For water consumers with special health concerns, such as those with dialysis machines, chloramines in the water (used for cleaning) can be toxic. Contact a doctor for appropriate water. Fish tanks and aquariums can also be affected by chloramines in the water. Pretreating water with chemicals or certain filters are available to remove chloramines.

Nitrates levels above 10 milligrams (mg/L) per liter can also be a concern for infants less than six months old. It can be problematic with the infant’s blood ability to carry oxygen. Pregnant women and people with certain enzyme deficiencies can be harmed by nitrate levels exceeding 10 mg/L as well.

Tip: Do you have a special health concern or compromised immune system? Speak to a medical professional about the water delivered to your home to ensure that your health is not at risk based on the data from your Water Quality Report.


  1. Water Hardness

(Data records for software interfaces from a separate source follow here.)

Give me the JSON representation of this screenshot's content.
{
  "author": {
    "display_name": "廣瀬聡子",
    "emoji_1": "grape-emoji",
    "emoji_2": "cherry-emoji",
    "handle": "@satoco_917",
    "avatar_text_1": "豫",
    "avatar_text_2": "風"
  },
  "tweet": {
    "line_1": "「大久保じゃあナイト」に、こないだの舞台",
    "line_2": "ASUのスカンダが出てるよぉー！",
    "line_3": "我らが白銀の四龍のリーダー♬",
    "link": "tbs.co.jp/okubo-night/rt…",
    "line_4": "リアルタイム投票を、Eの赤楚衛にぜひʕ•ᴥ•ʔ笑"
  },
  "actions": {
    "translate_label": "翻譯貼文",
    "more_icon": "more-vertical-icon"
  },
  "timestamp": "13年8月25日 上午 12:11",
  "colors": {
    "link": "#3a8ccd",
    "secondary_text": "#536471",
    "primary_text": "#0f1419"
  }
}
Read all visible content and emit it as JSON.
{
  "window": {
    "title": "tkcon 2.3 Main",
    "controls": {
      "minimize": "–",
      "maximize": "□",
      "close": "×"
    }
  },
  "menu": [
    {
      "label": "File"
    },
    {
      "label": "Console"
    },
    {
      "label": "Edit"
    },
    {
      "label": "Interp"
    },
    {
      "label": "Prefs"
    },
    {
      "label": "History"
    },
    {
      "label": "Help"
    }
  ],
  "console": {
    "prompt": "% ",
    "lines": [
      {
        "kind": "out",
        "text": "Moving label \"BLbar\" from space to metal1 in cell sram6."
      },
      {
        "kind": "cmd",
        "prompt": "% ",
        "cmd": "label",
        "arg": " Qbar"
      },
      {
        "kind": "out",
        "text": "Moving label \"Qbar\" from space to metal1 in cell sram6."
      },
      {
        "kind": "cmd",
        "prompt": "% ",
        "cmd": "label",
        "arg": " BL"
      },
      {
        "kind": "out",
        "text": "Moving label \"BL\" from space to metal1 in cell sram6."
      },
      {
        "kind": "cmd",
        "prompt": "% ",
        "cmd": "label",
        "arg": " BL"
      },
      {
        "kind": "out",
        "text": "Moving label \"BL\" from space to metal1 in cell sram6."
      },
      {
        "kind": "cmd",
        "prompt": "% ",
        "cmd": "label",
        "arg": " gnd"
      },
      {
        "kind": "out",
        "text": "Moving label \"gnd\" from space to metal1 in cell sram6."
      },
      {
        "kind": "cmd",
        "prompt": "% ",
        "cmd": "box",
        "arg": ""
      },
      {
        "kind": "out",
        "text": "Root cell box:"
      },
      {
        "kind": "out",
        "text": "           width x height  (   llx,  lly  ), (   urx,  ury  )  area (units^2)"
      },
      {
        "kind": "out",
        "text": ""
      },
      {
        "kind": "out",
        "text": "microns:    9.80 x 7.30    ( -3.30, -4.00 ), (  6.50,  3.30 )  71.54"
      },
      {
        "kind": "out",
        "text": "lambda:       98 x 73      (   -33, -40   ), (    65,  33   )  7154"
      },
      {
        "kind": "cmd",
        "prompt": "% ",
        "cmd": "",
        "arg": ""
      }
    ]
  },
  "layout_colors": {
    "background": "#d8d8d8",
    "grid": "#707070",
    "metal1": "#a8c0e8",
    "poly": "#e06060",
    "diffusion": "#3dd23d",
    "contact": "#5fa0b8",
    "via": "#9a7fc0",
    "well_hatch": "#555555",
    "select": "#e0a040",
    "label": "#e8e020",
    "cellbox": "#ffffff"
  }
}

Water hardness can be a nuisance. It can corrode pipes and buildup on faucets in your home. The United State Geological Survey (USGS) states that, 89.3% of homes in the United States are considered to have hard water. While water hardness does not necessarily pose a health concern, it can be reported in your CCR. At what level is water considered, “hard?” Less than 17.1 milligrams per liter is considered “soft.” Between 17.1–60 mg/L is slightly hard. Water from 60-120 mg/L is moderately hard and over 180 mg/L is severely hard.

Tip: Compare your hardness level to the numbers above. How hard is your water? If you have hard water, treatments are available to soften water. Be sure to research water softeners for environmental impacts. While these water systems may provide more visually appealing dishes and appliances, they do not provide changes to the health of your water. Furthermore, many systems exchange sodium for magnesium and calcium.

When reading your Consumer Confidence Report read the stories included in the document. The report may contain water-saving tips, an explanation of the costs associated with making your water safe to consume, information on where your water comes from and infrastructure projects in place that ensure that every single time you turn on the tap safe water comes out.